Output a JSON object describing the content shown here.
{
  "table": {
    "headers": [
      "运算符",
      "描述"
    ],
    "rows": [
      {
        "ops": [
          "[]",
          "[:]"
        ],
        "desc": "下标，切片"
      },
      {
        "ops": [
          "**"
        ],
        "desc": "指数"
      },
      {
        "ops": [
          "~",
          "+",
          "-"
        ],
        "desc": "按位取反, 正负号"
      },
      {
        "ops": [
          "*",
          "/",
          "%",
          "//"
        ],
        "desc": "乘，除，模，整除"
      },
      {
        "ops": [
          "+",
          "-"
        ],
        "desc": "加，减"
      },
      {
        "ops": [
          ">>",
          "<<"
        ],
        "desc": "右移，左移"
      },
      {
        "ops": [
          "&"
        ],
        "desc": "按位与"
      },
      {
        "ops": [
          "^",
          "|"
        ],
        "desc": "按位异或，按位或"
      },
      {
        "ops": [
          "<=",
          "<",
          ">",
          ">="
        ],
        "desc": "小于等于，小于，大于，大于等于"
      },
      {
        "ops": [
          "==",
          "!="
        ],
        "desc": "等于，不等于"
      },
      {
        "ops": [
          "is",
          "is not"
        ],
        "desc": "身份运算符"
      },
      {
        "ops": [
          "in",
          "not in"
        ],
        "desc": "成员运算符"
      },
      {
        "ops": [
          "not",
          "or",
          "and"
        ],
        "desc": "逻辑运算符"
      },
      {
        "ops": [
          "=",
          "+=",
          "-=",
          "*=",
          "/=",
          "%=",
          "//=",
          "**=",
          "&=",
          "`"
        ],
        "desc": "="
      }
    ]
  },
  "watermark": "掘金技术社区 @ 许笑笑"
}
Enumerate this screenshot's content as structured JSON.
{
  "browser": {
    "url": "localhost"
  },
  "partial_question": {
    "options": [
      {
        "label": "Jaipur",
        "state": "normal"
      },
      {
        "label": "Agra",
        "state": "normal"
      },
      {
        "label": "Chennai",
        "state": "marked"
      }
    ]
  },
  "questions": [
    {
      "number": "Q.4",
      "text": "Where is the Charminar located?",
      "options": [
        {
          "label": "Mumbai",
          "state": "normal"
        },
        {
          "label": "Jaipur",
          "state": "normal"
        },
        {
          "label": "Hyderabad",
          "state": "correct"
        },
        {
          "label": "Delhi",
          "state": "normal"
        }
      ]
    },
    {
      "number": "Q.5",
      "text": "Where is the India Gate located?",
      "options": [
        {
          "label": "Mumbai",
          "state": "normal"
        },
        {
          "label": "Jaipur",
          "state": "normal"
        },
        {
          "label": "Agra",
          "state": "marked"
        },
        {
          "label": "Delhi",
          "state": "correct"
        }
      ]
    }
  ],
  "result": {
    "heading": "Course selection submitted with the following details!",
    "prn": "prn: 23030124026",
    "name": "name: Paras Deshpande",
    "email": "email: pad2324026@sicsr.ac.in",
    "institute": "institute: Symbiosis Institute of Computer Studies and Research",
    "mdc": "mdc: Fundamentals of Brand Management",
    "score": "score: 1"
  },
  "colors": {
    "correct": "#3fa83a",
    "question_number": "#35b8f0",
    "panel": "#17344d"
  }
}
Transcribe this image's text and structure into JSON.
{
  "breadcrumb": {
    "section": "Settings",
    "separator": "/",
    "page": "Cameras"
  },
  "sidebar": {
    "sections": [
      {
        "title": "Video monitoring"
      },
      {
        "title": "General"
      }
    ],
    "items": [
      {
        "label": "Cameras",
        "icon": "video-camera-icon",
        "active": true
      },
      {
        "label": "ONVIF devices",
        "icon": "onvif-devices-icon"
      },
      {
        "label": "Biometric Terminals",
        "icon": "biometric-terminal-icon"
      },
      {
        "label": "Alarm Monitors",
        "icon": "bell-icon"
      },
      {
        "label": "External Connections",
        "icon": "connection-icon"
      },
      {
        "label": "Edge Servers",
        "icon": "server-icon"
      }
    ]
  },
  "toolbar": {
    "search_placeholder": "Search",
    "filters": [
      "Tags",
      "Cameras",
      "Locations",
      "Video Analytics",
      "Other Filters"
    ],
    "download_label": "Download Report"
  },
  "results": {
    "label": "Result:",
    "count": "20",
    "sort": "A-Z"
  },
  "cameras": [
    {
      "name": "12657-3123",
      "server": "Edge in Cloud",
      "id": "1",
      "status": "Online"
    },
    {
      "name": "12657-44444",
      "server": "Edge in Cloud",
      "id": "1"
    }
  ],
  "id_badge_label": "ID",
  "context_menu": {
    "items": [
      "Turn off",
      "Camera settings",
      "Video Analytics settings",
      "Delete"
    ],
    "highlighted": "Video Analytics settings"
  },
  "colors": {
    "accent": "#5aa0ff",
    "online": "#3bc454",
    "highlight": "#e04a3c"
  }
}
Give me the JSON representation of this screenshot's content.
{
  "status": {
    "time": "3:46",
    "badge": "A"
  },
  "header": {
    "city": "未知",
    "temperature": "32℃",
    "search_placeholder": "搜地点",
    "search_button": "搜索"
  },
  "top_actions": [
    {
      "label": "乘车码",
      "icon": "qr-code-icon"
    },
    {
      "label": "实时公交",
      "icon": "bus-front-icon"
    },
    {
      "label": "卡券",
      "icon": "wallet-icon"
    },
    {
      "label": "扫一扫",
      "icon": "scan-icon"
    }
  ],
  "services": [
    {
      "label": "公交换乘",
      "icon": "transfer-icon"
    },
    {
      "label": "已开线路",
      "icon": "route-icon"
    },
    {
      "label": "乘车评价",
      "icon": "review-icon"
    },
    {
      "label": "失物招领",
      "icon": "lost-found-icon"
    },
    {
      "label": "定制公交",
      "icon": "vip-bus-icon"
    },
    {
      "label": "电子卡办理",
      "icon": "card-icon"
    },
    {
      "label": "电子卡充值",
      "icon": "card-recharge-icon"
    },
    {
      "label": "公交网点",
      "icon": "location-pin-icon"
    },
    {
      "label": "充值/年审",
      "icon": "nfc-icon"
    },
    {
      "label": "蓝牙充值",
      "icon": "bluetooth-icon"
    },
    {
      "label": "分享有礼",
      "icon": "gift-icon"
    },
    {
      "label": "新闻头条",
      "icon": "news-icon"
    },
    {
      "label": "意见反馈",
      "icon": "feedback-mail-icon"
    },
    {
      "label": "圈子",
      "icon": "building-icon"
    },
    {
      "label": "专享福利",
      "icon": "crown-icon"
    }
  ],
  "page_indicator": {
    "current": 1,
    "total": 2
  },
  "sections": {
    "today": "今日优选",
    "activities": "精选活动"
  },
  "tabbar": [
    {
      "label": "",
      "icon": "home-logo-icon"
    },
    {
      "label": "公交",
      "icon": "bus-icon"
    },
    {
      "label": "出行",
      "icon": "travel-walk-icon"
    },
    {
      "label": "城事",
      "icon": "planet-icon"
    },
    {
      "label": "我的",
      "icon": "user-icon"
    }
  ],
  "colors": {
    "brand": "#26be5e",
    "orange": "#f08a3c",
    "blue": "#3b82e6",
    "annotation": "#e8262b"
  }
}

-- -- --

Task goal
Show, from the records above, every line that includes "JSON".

Answer to the exercise
Output a JSON object describing the content shown here.
Enumerate this screenshot's content as structured JSON.
Transcribe this image's text and structure into JSON.
Give me the JSON representation of this screenshot's content.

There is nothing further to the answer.